Consider for an example what I see as perhaps the most consequential instance of character revelation: his betrayal of the Kurds. On the president’s orders, US forces were withdrawn a year ago from their bases in Syria near the Turkish border. This left the Kurds, who had suffered 11,000 dead in the successful fight against ISIS (versus 6 Americans), exposed to the onslaught of the Turks, who wished to crush the forces that had long fought for a Kurdish homeland. Soon after the US pulled out, and to absolutely no one’s surprise, the massacre of the Kurds began. They had been our allies for decades, but they were stabbed in the back to please the Turks and help the Russians, who moved in and took hold of the abandoned bases, and were left with (given) a trove of US intelligence.

There is no law or constitutional article or regulation that can prevent this kind immoral policy decision. Only a modest degree of decency in the man could do that – and it isn’t there.

A supporter may object that such harsh moral judgments are being made against their man. But the real question is not whether he is truly subject to my assessment or anybody else’s. I freely admit I cannot see into the man’s heart. The real question for me is not, ‘Is he good or bad?’ The question is, ‘What has he revealed through his words and actions about his moral fitness for the most powerful office in the world?’ In that sense I am not judging him as a human being, but rather his words and actions – documented and indisputable – as character witnesses. The witnesses all testify, as they have for more than 30 years, that he has never had – and still does not – the kind of character that so much power demands.

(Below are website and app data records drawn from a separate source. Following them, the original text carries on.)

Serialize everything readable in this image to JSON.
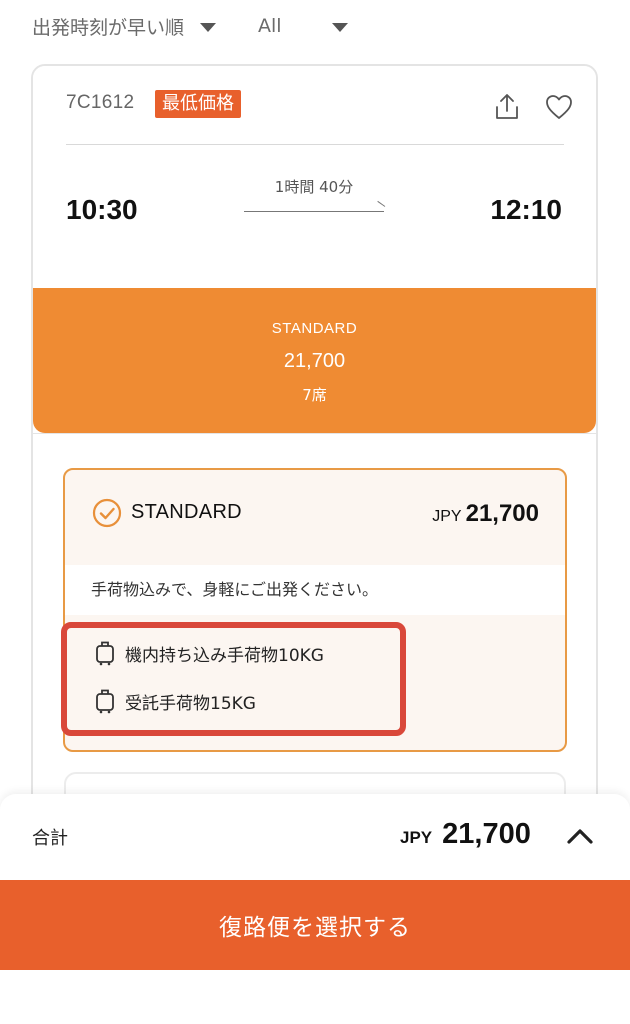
{
  "filters": {
    "sort_label": "出発時刻が早い順",
    "class_label": "All"
  },
  "flight": {
    "number": "7C1612",
    "badge": "最低価格",
    "departure_time": "10:30",
    "arrival_time": "12:10",
    "duration": "1時間 40分"
  },
  "fare_tab": {
    "name": "STANDARD",
    "price": "21,700",
    "seats": "7席"
  },
  "fare_detail": {
    "name": "STANDARD",
    "currency": "JPY",
    "price": "21,700",
    "description": "手荷物込みで、身軽にご出発ください。",
    "baggage": [
      {
        "label": "機内持ち込み手荷物10KG",
        "icon": "suitcase-icon"
      },
      {
        "label": "受託手荷物15KG",
        "icon": "suitcase-icon"
      }
    ]
  },
  "summary": {
    "label": "合計",
    "currency": "JPY",
    "price": "21,700"
  },
  "cta": {
    "label": "復路便を選択する"
  },
  "colors": {
    "brand_orange": "#e8602c",
    "fare_tab_orange": "#ef8b33",
    "highlight_red": "#d9483a"
  }
}
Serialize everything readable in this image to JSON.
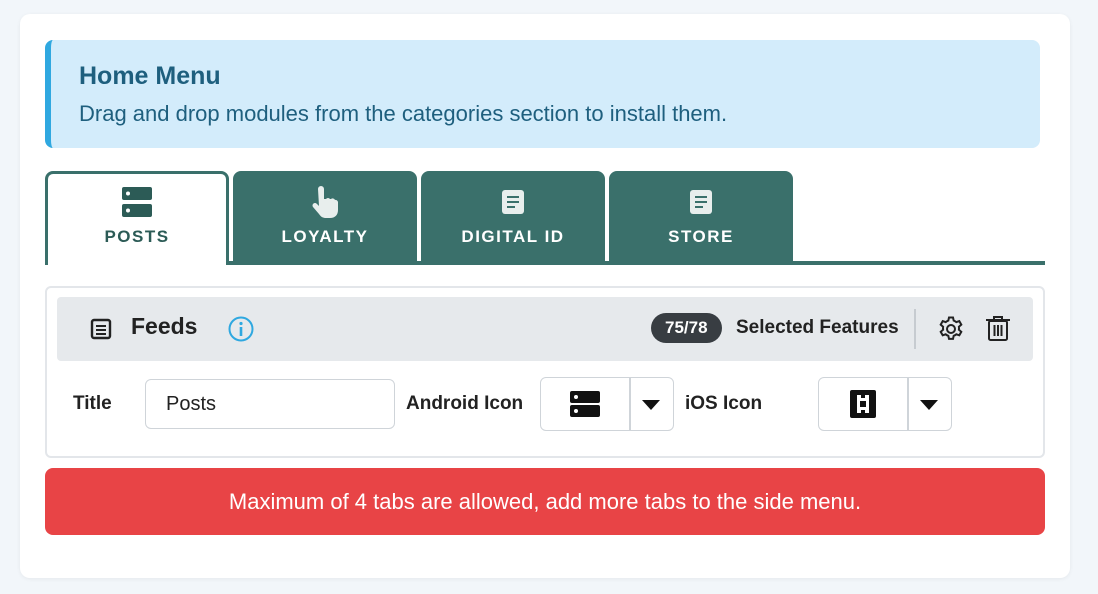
{
  "header": {
    "title": "Home Menu",
    "description": "Drag and drop modules from the categories section to install them."
  },
  "tabs": [
    {
      "label": "POSTS",
      "icon": "server-icon",
      "active": true
    },
    {
      "label": "LOYALTY",
      "icon": "hand-pointer-icon",
      "active": false
    },
    {
      "label": "DIGITAL ID",
      "icon": "document-icon",
      "active": false
    },
    {
      "label": "STORE",
      "icon": "document-icon",
      "active": false
    }
  ],
  "panel": {
    "section_title": "Feeds",
    "section_icon": "list-icon",
    "info_icon": "info-circle-icon",
    "count_badge": "75/78",
    "selected_label": "Selected Features",
    "settings_icon": "gear-icon",
    "delete_icon": "trash-icon",
    "fields": {
      "title_label": "Title",
      "title_value": "Posts",
      "android_label": "Android Icon",
      "android_icon": "server-icon",
      "ios_label": "iOS Icon",
      "ios_icon": "frame-corners-icon"
    }
  },
  "error_message": "Maximum of 4 tabs are allowed, add more tabs to the side menu.",
  "colors": {
    "tab_teal": "#3a706b",
    "info_bg": "#d3ecfb",
    "info_accent": "#2fa8e0",
    "danger": "#e84446",
    "badge_dark": "#383d42"
  }
}
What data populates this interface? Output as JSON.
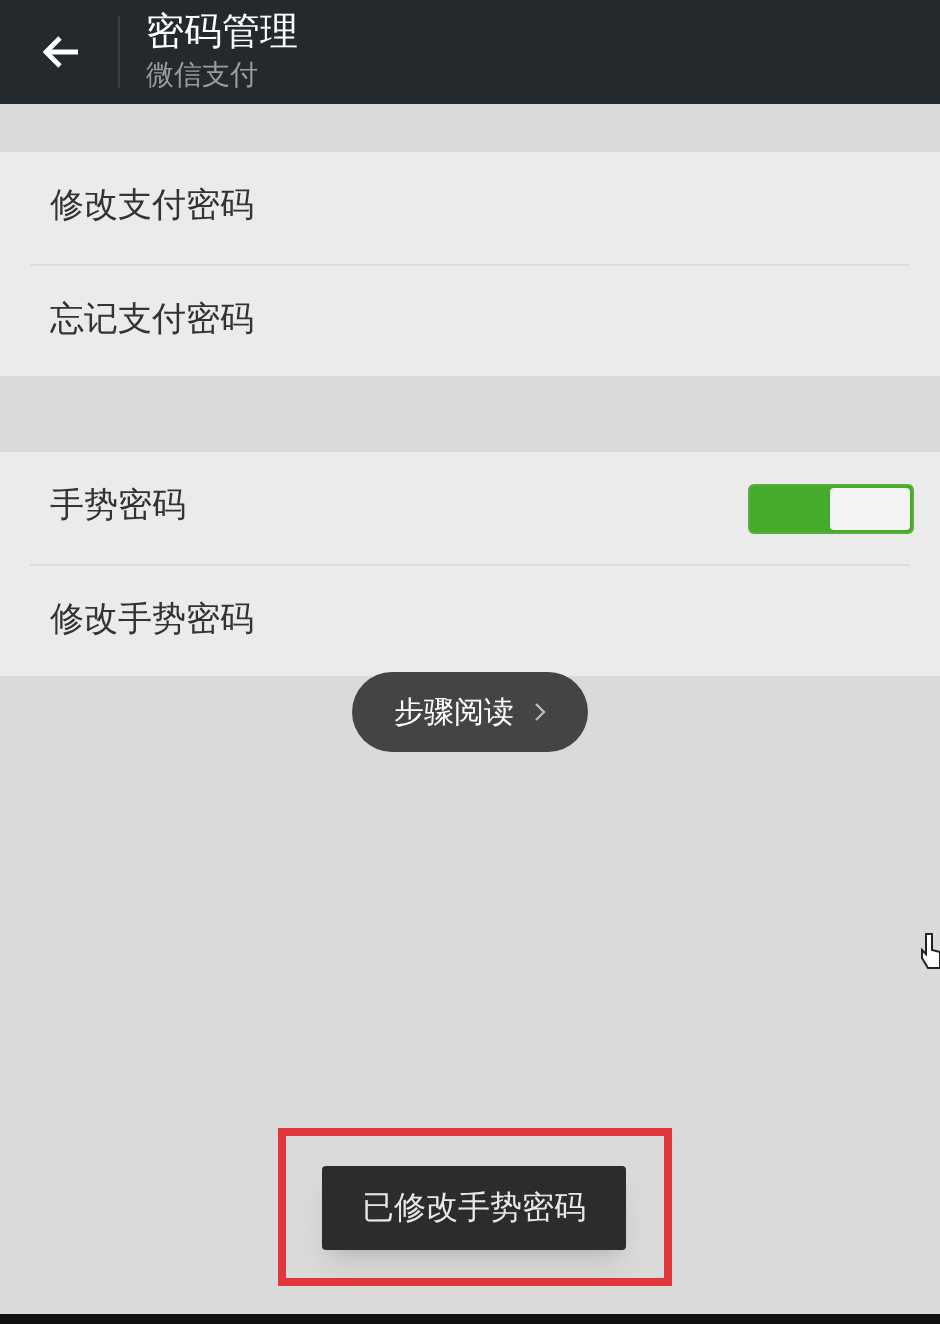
{
  "header": {
    "title": "密码管理",
    "subtitle": "微信支付"
  },
  "groups": [
    {
      "items": [
        {
          "kind": "link",
          "label": "修改支付密码"
        },
        {
          "kind": "link",
          "label": "忘记支付密码"
        }
      ]
    },
    {
      "items": [
        {
          "kind": "toggle",
          "label": "手势密码",
          "on": true
        },
        {
          "kind": "link",
          "label": "修改手势密码"
        }
      ]
    }
  ],
  "step_reading_button": {
    "label": "步骤阅读"
  },
  "toast": {
    "text": "已修改手势密码",
    "highlighted": true
  }
}
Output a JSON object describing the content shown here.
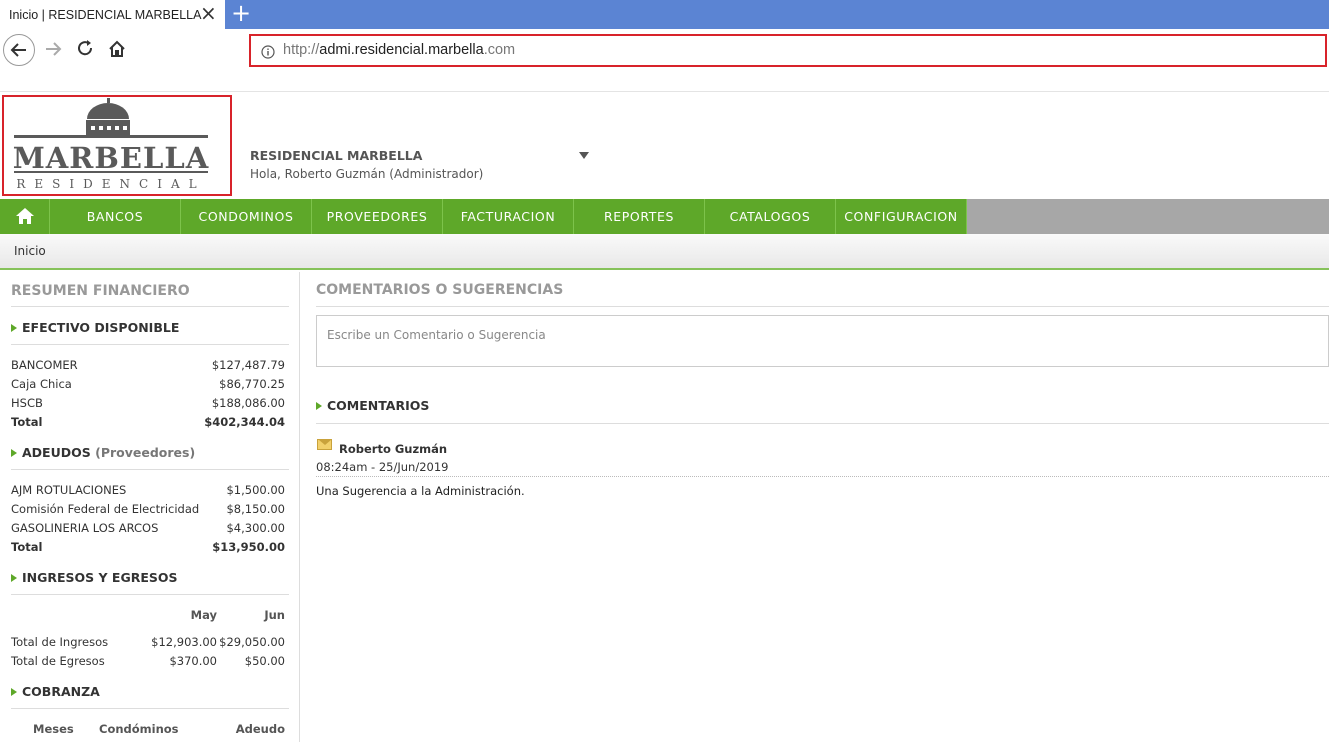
{
  "browser": {
    "tab_title": "Inicio | RESIDENCIAL MARBELLA",
    "close_glyph": "×",
    "newtab_glyph": "+",
    "url_prefix": "http://",
    "url_host": "admi.residencial.marbella",
    "url_suffix": ".com"
  },
  "logo": {
    "line1": "MARBELLA",
    "line2": "RESIDENCIAL"
  },
  "header": {
    "site_name": "RESIDENCIAL MARBELLA",
    "greeting": "Hola, Roberto Guzmán (Administrador)"
  },
  "menu": {
    "items": [
      {
        "label": "BANCOS"
      },
      {
        "label": "CONDOMINOS"
      },
      {
        "label": "PROVEEDORES"
      },
      {
        "label": "FACTURACION"
      },
      {
        "label": "REPORTES"
      },
      {
        "label": "CATALOGOS"
      },
      {
        "label": "CONFIGURACION"
      }
    ]
  },
  "breadcrumb": "Inicio",
  "resumen": {
    "title": "RESUMEN FINANCIERO",
    "efectivo": {
      "title": "EFECTIVO DISPONIBLE",
      "rows": [
        {
          "label": "BANCOMER",
          "value": "$127,487.79"
        },
        {
          "label": "Caja Chica",
          "value": "$86,770.25"
        },
        {
          "label": "HSCB",
          "value": "$188,086.00"
        }
      ],
      "total_label": "Total",
      "total_value": "$402,344.04"
    },
    "adeudos": {
      "title": "ADEUDOS",
      "title_note": "(Proveedores)",
      "rows": [
        {
          "label": "AJM ROTULACIONES",
          "value": "$1,500.00"
        },
        {
          "label": "Comisión Federal de Electricidad",
          "value": "$8,150.00"
        },
        {
          "label": "GASOLINERIA LOS ARCOS",
          "value": "$4,300.00"
        }
      ],
      "total_label": "Total",
      "total_value": "$13,950.00"
    },
    "ingresos": {
      "title": "INGRESOS Y EGRESOS",
      "col1": "May",
      "col2": "Jun",
      "rows": [
        {
          "label": "Total de Ingresos",
          "v1": "$12,903.00",
          "v2": "$29,050.00"
        },
        {
          "label": "Total de Egresos",
          "v1": "$370.00",
          "v2": "$50.00"
        }
      ]
    },
    "cobranza": {
      "title": "COBRANZA",
      "col1": "Meses",
      "col2": "Condóminos",
      "col3": "Adeudo"
    }
  },
  "comentarios": {
    "title": "COMENTARIOS O SUGERENCIAS",
    "placeholder": "Escribe un Comentario o Sugerencia",
    "list_title": "COMENTARIOS",
    "items": [
      {
        "author": "Roberto Guzmán",
        "date": "08:24am - 25/Jun/2019",
        "body": "Una Sugerencia a la Administración."
      }
    ]
  },
  "colors": {
    "accent_green": "#5ea829",
    "highlight_red": "#d8232a",
    "tab_blue": "#5b84d3"
  }
}
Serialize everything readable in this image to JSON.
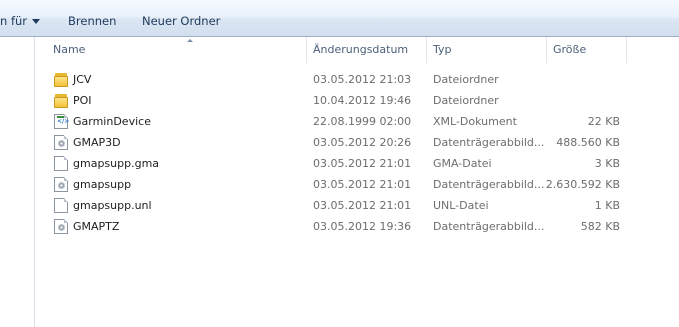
{
  "toolbar": {
    "share_label": "n für",
    "burn_label": "Brennen",
    "new_folder_label": "Neuer Ordner"
  },
  "columns": {
    "name": "Name",
    "date": "Änderungsdatum",
    "type": "Typ",
    "size": "Größe"
  },
  "files": [
    {
      "name": "JCV",
      "date": "03.05.2012 21:03",
      "type": "Dateiordner",
      "size": "",
      "icon": "folder-icon"
    },
    {
      "name": "POI",
      "date": "10.04.2012 19:46",
      "type": "Dateiordner",
      "size": "",
      "icon": "folder-icon"
    },
    {
      "name": "GarminDevice",
      "date": "22.08.1999 02:00",
      "type": "XML-Dokument",
      "size": "22 KB",
      "icon": "xml-file-icon"
    },
    {
      "name": "GMAP3D",
      "date": "03.05.2012 20:26",
      "type": "Datenträgerabbild...",
      "size": "488.560 KB",
      "icon": "disk-image-icon"
    },
    {
      "name": "gmapsupp.gma",
      "date": "03.05.2012 21:01",
      "type": "GMA-Datei",
      "size": "3 KB",
      "icon": "file-icon"
    },
    {
      "name": "gmapsupp",
      "date": "03.05.2012 21:01",
      "type": "Datenträgerabbild...",
      "size": "2.630.592 KB",
      "icon": "disk-image-icon"
    },
    {
      "name": "gmapsupp.unl",
      "date": "03.05.2012 21:01",
      "type": "UNL-Datei",
      "size": "1 KB",
      "icon": "file-icon"
    },
    {
      "name": "GMAPTZ",
      "date": "03.05.2012 19:36",
      "type": "Datenträgerabbild...",
      "size": "582 KB",
      "icon": "disk-image-icon"
    }
  ]
}
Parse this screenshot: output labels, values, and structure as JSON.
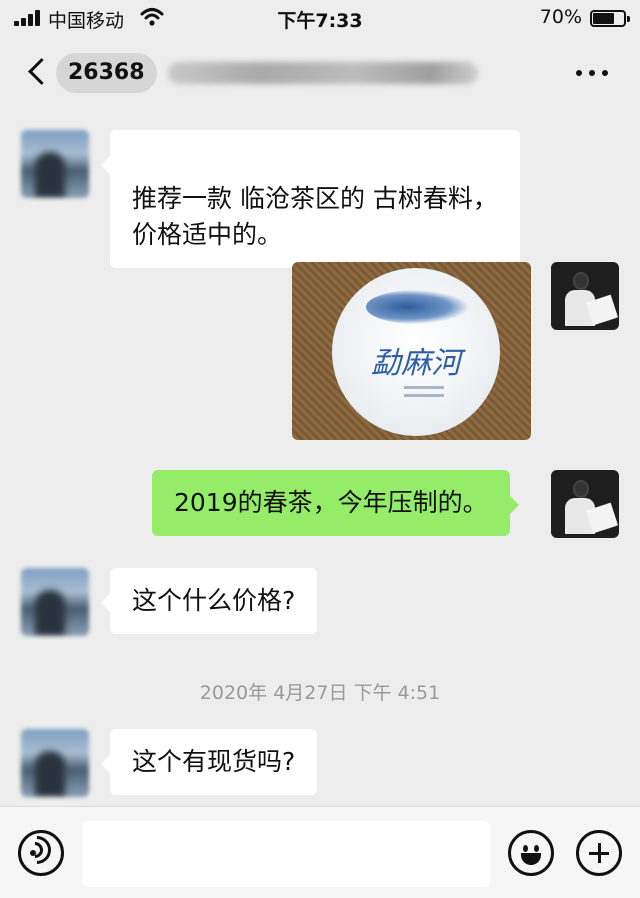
{
  "status_bar": {
    "carrier": "中国移动",
    "time": "下午7:33",
    "battery_text": "70%",
    "battery_level": 0.7
  },
  "header": {
    "title": "26368",
    "icons": [
      "back-icon",
      "more-icon"
    ]
  },
  "messages": [
    {
      "side": "left",
      "type": "text",
      "text": "推荐一款 临沧茶区的 古树春料，\n价格适中的。"
    },
    {
      "side": "right",
      "type": "image",
      "brand_text": "勐麻河"
    },
    {
      "side": "right",
      "type": "text",
      "text": "2019的春茶，今年压制的。"
    },
    {
      "side": "left",
      "type": "text",
      "text": "这个什么价格?"
    },
    {
      "side": "left",
      "type": "text",
      "text": "这个有现货吗?"
    }
  ],
  "timestamp": "2020年 4月27日 下午 4:51",
  "input_bar": {
    "value": "",
    "icons": [
      "voice-icon",
      "emoji-icon",
      "plus-icon"
    ]
  },
  "colors": {
    "background": "#ededed",
    "incoming_bubble": "#ffffff",
    "outgoing_bubble": "#95ec69",
    "timestamp": "#9a9a9a"
  }
}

This is one character deficiency – only one: a man who by all accounts demands unyielding loyalty has acted in a most disloyal manner toward his wives, his employees and subordinates, his contractors, his party, military personnel, the Constitution, and yes, our allies. The Kurds were allies and he betrayed them to genocidal enemies in your name and mine.

His past record of disloyalty makes his betrayal of the Kurds no surprise. Disloyalty is part of his character, and character matters. Wedded to power, it’s a matter of life and death.

A man who betrays his friends and allies does not deserve the kind of loyalty he enjoys from his following, and if you support him, he does not deserve yours, either. The best and final safeguard left to us against a morally destitute president is the ballot.